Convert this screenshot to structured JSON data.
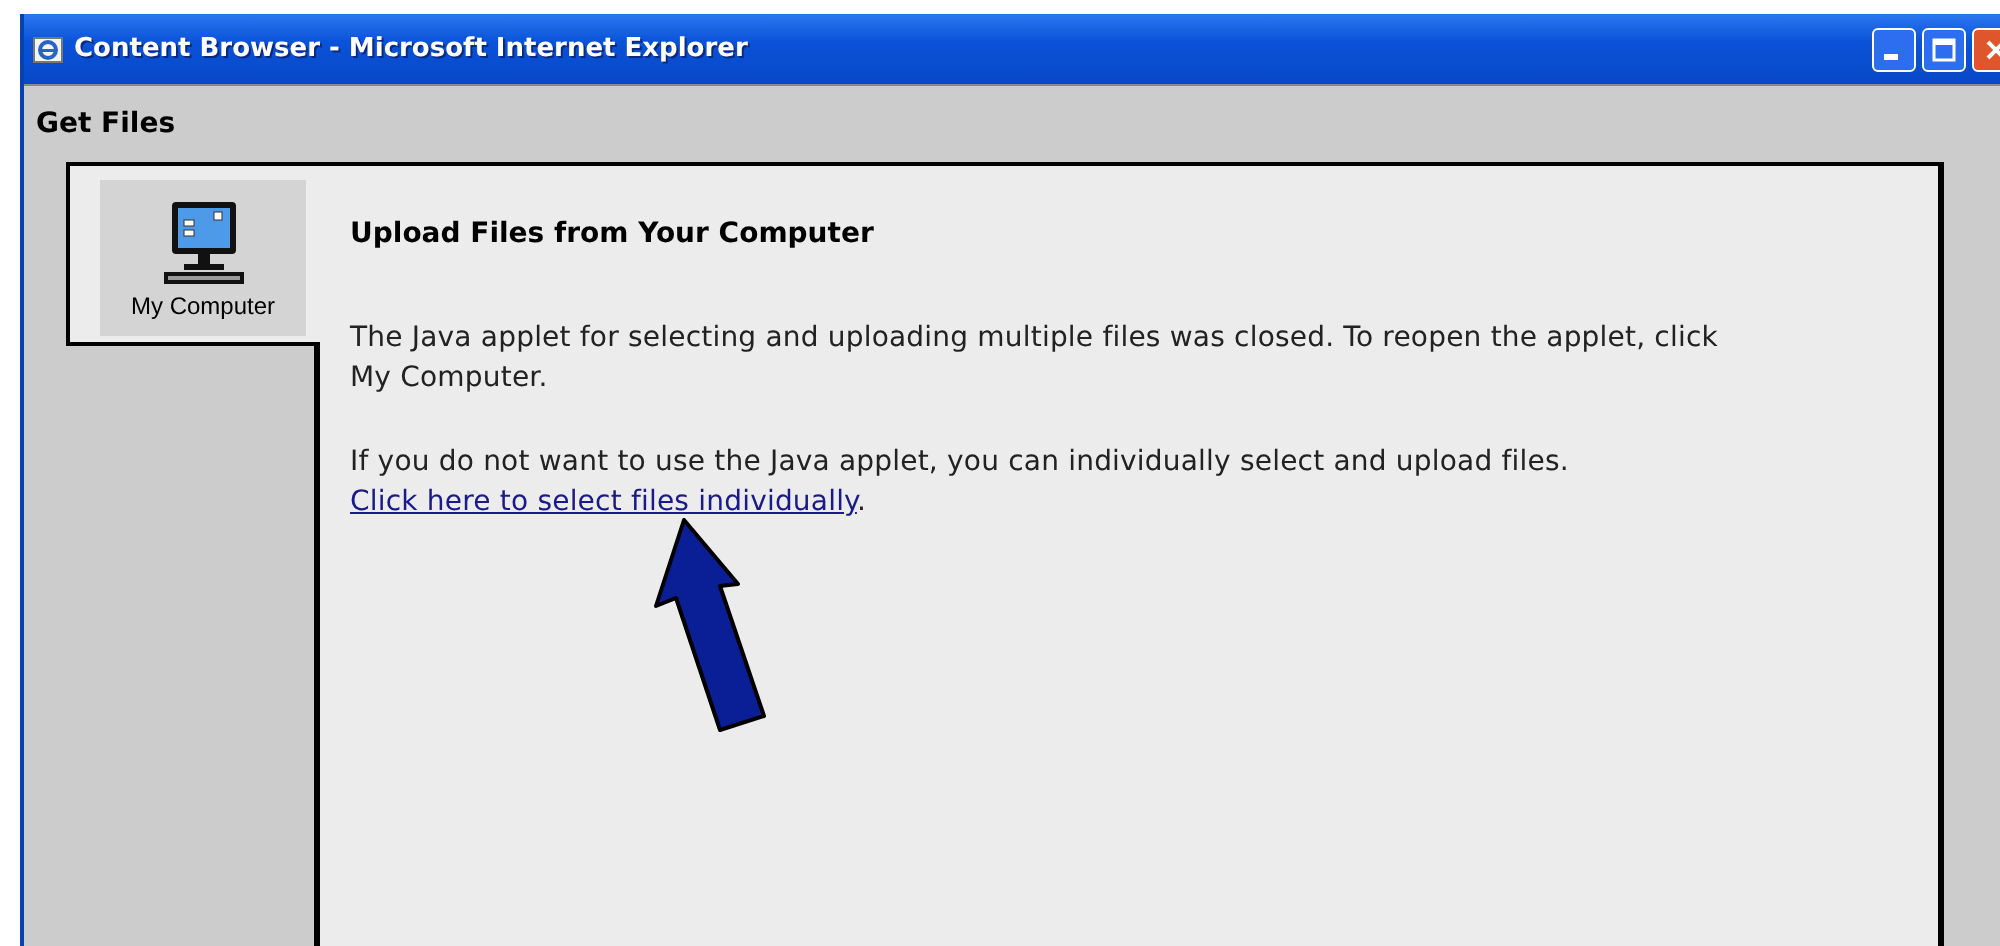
{
  "window": {
    "title": "Content Browser - Microsoft Internet Explorer"
  },
  "page_title": "Get Files",
  "tabs": [
    {
      "label": "My Computer",
      "selected": true
    }
  ],
  "content": {
    "heading": "Upload Files from Your Computer",
    "paragraphs": [
      {
        "text": "The Java applet for selecting and uploading multiple files was closed. To reopen the applet, click My Computer."
      },
      {
        "text": "If you do not want to use the Java applet, you can individually select and upload files.",
        "link": "Click here to select files individually",
        "after_link": "."
      }
    ]
  }
}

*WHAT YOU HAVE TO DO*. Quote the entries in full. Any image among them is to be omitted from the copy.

*TASK OUTPUT*.
Convert this screenshot to structured JSON data.
{
  "window": {
    "title": "Content Browser - Microsoft Internet Explorer"
  },
  "page_title": "Get Files",
  "tabs": [
    {
      "label": "My Computer",
      "selected": true
    }
  ],
  "content": {
    "heading": "Upload Files from Your Computer",
    "paragraphs": [
      {
        "text": "The Java applet for selecting and uploading multiple files was closed. To reopen the applet, click My Computer."
      },
      {
        "text": "If you do not want to use the Java applet, you can individually select and upload files.",
        "link": "Click here to select files individually",
        "after_link": "."
      }
    ]
  }
}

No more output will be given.